I was in 9th or 10th grade when a friend newly struck with the Marxist bug tried to explain to me that it was unfair that my family was of an upper class. I ended up tying her in knots chasing “class” since neither by the traditional Marxist definition nor my income was my “class” any higher than hers. Her father made more money than mine, and both our fathers worked in other people’s factories.
So she devolved to something like “Well, your family is more refined.” Which in a way was true, but not in origins, as mom grew up in something that was only not qualified as a slum because Portuguese refused to admit it was one. If it were and now, it would be called “the hood” and there as now here then as now, you clutched your purse and minded yourself, because it was a dangerous area. It’s just that my parents both tried to cultivate the bourgeois virtues of cleanliness, thrift, delayed gratification and industriousness to which mom (in a perpetual war with my uncle’s arranged-marriage wealthy (for the village!) bride) added airs of refinement which extended well beyond our income, because mom was an artist at heart (probably still is.))
This was the origin of her resentment of our “upper class” but she didn’t seem to get it was something that could neither be redistributed NOR was being held back from her family if only they chose to apply it.
Since then I’ve found she was the vanguard of all socialists. Nowadays they routinely try to give people the rewards of bourgeois virtues in the belief that the virtues will then follow, in a sort of putting the material cart in front of the ethical horse and being shocked the cart doesn’t pull.
In America this is even more complicated, since no one quite agrees on markers of class/status and power.
One of you at one time said high class in America was having matching glasses, in which case my family falls in and out of high class as a set gets mostly broken, we discard most of the remains and buy a new one. This might very well be true. Our rulers (you wish they were our leaders, but no) seem to think status is tied to home ownership so they try to redistribute that, leading to the real estate crisis of 08.
I think the best thing is to assume that America, being a country of Odds, ain’t got no class. Classes don’t apply much of anywhere, out of Marx’s Aspergers imagination, but they SURELY don’t apply here.
We’re not a classless society, of course. We are still monkeys (oh, apes? Ain’t you la-dee-dah) and therefore we need status. But we find our status in our own groups, and in our own way. I was very shocked to find that Phillip Jose Farmer (love is World of Tiers, hate Riverworld) someone I revered as a kid was working a convenience store. To me he was high status. Now I am sometimes shocked at being treated as though I were high class even when we’re struggling to make ends meet while putting the kids through college.
Because status and respect is where you find it and in what you do. It’s easy (well, not for me, but) to have a ton of money and no status. We all know the “brother in law of someone rich” syndrome. It means nothing. That guy might be accorded respect to his face because who needs trouble, but everyone laughs when his back is turned. In the same way in some circles, someone with neither wealth nor power will be treated as royalty, because we know what they did/do and the influence they wielded upon our lives.

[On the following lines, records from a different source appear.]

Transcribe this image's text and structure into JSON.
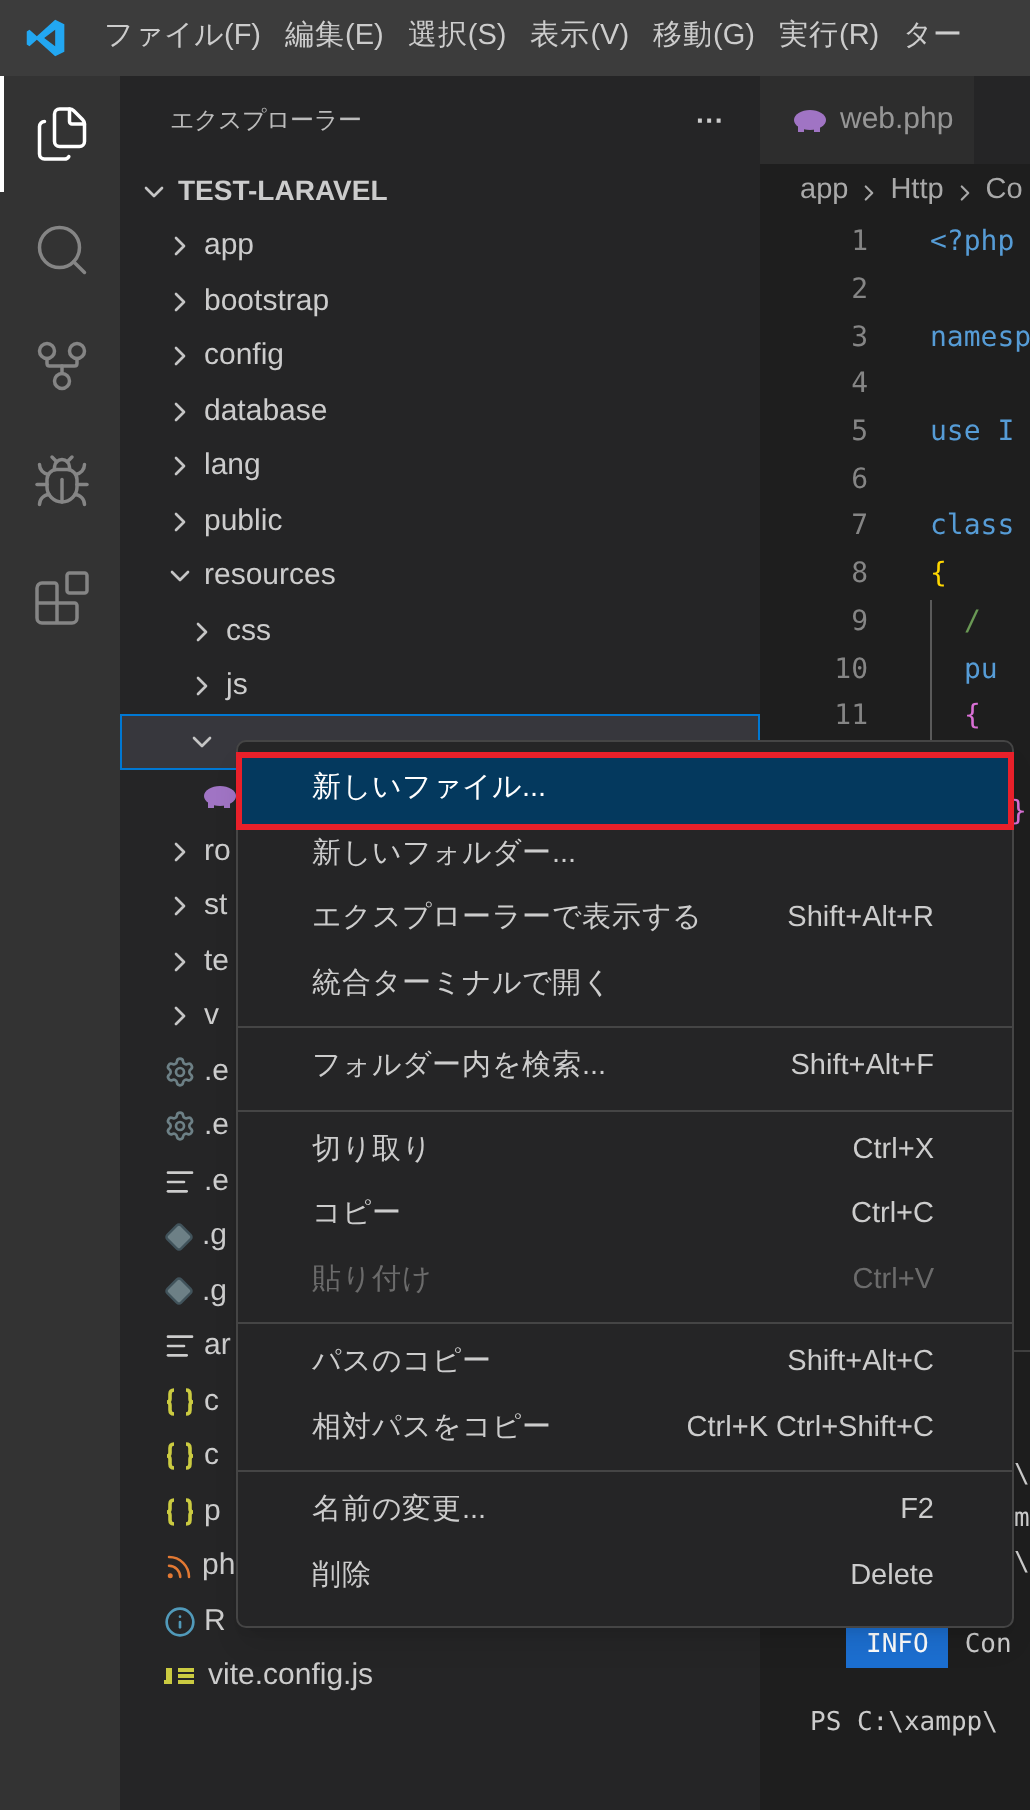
{
  "menu_bar": {
    "items": [
      "ファイル(F)",
      "編集(E)",
      "選択(S)",
      "表示(V)",
      "移動(G)",
      "実行(R)",
      "ター"
    ]
  },
  "activity_bar": {
    "items": [
      {
        "kind": "files",
        "selected": true
      },
      {
        "kind": "search",
        "selected": false
      },
      {
        "kind": "branch",
        "selected": false
      },
      {
        "kind": "debug",
        "selected": false
      },
      {
        "kind": "extensions",
        "selected": false
      }
    ]
  },
  "explorer": {
    "title": "エクスプローラー",
    "more": "···",
    "tree": [
      {
        "label": "TEST-LARAVEL",
        "kind": "root",
        "expanded": true,
        "children": [
          {
            "label": "app",
            "kind": "folder",
            "expanded": false
          },
          {
            "label": "bootstrap",
            "kind": "folder",
            "expanded": false
          },
          {
            "label": "config",
            "kind": "folder",
            "expanded": false
          },
          {
            "label": "database",
            "kind": "folder",
            "expanded": false
          },
          {
            "label": "lang",
            "kind": "folder",
            "expanded": false
          },
          {
            "label": "public",
            "kind": "folder",
            "expanded": false
          },
          {
            "label": "resources",
            "kind": "folder",
            "expanded": true,
            "children": [
              {
                "label": "css",
                "kind": "folder",
                "expanded": false
              },
              {
                "label": "js",
                "kind": "folder",
                "expanded": false
              },
              {
                "kind": "folder",
                "expanded": true,
                "selected": true,
                "children": [
                  {
                    "kind": "php"
                  }
                ]
              }
            ]
          },
          {
            "label": "ro",
            "kind": "folder",
            "expanded": false
          },
          {
            "label": "st",
            "kind": "folder",
            "expanded": false
          },
          {
            "label": "te",
            "kind": "folder",
            "expanded": false
          },
          {
            "label": "v",
            "kind": "folder",
            "expanded": false
          },
          {
            "label": ".e",
            "kind": "gear"
          },
          {
            "label": ".e",
            "kind": "gear"
          },
          {
            "label": ".e",
            "kind": "lines"
          },
          {
            "label": ".g",
            "kind": "git"
          },
          {
            "label": ".g",
            "kind": "git"
          },
          {
            "label": "ar",
            "kind": "lines"
          },
          {
            "label": "c",
            "kind": "json"
          },
          {
            "label": "c",
            "kind": "json"
          },
          {
            "label": "p",
            "kind": "json"
          },
          {
            "label": "ph",
            "kind": "rss"
          },
          {
            "label": "R",
            "kind": "info"
          },
          {
            "label": "vite.config.js",
            "kind": "js"
          }
        ]
      }
    ]
  },
  "editor": {
    "tab": {
      "label": "web.php"
    },
    "breadcrumbs": [
      "app",
      "Http",
      "Co"
    ],
    "lines": [
      {
        "number": "1",
        "code": "<?php",
        "color": "#569cd6"
      },
      {
        "number": "2"
      },
      {
        "number": "3",
        "code": "namesp",
        "color": "#569cd6"
      },
      {
        "number": "4"
      },
      {
        "number": "5",
        "code": "use I",
        "color": "#569cd6"
      },
      {
        "number": "6"
      },
      {
        "number": "7",
        "code": "class",
        "color": "#569cd6"
      },
      {
        "number": "8",
        "code": "{",
        "color": "#ffd700"
      },
      {
        "number": "9",
        "code": "/",
        "color": "#6a9955",
        "indent": true
      },
      {
        "number": "10",
        "code": "pu",
        "color": "#569cd6",
        "indent": true
      },
      {
        "number": "11",
        "code": "{",
        "color": "#da70d6",
        "indent": true
      }
    ],
    "closing_brace": "}"
  },
  "terminal": {
    "edge_lines": [
      "\\",
      "m",
      "\\"
    ],
    "badge": "INFO",
    "badge_text": "Con",
    "prompt": "PS C:\\xampp\\"
  },
  "context_menu": {
    "groups": [
      [
        {
          "label": "新しいファイル...",
          "selected": true,
          "disabled": false
        },
        {
          "label": "新しいフォルダー...",
          "selected": false,
          "disabled": false
        },
        {
          "label": "エクスプローラーで表示する",
          "shortcut": "Shift+Alt+R",
          "selected": false,
          "disabled": false
        },
        {
          "label": "統合ターミナルで開く",
          "selected": false,
          "disabled": false
        }
      ],
      [
        {
          "label": "フォルダー内を検索...",
          "shortcut": "Shift+Alt+F",
          "selected": false,
          "disabled": false
        }
      ],
      [
        {
          "label": "切り取り",
          "shortcut": "Ctrl+X",
          "selected": false,
          "disabled": false
        },
        {
          "label": "コピー",
          "shortcut": "Ctrl+C",
          "selected": false,
          "disabled": false
        },
        {
          "label": "貼り付け",
          "shortcut": "Ctrl+V",
          "selected": false,
          "disabled": true
        }
      ],
      [
        {
          "label": "パスのコピー",
          "shortcut": "Shift+Alt+C",
          "selected": false,
          "disabled": false
        },
        {
          "label": "相対パスをコピー",
          "shortcut": "Ctrl+K Ctrl+Shift+C",
          "selected": false,
          "disabled": false
        }
      ],
      [
        {
          "label": "名前の変更...",
          "shortcut": "F2",
          "selected": false,
          "disabled": false
        },
        {
          "label": "削除",
          "shortcut": "Delete",
          "selected": false,
          "disabled": false
        }
      ]
    ]
  }
}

America definitely has people who have a lot of class, but in terms of divisions between the people where everyone is as much of a widget as even noblemen and peasants of the Middle Ages could be interchangeable (which was never much) we ain’t got no class. And we like it that way. As long as we can slap back into line those who think laws are for the little people, we’ll do fine.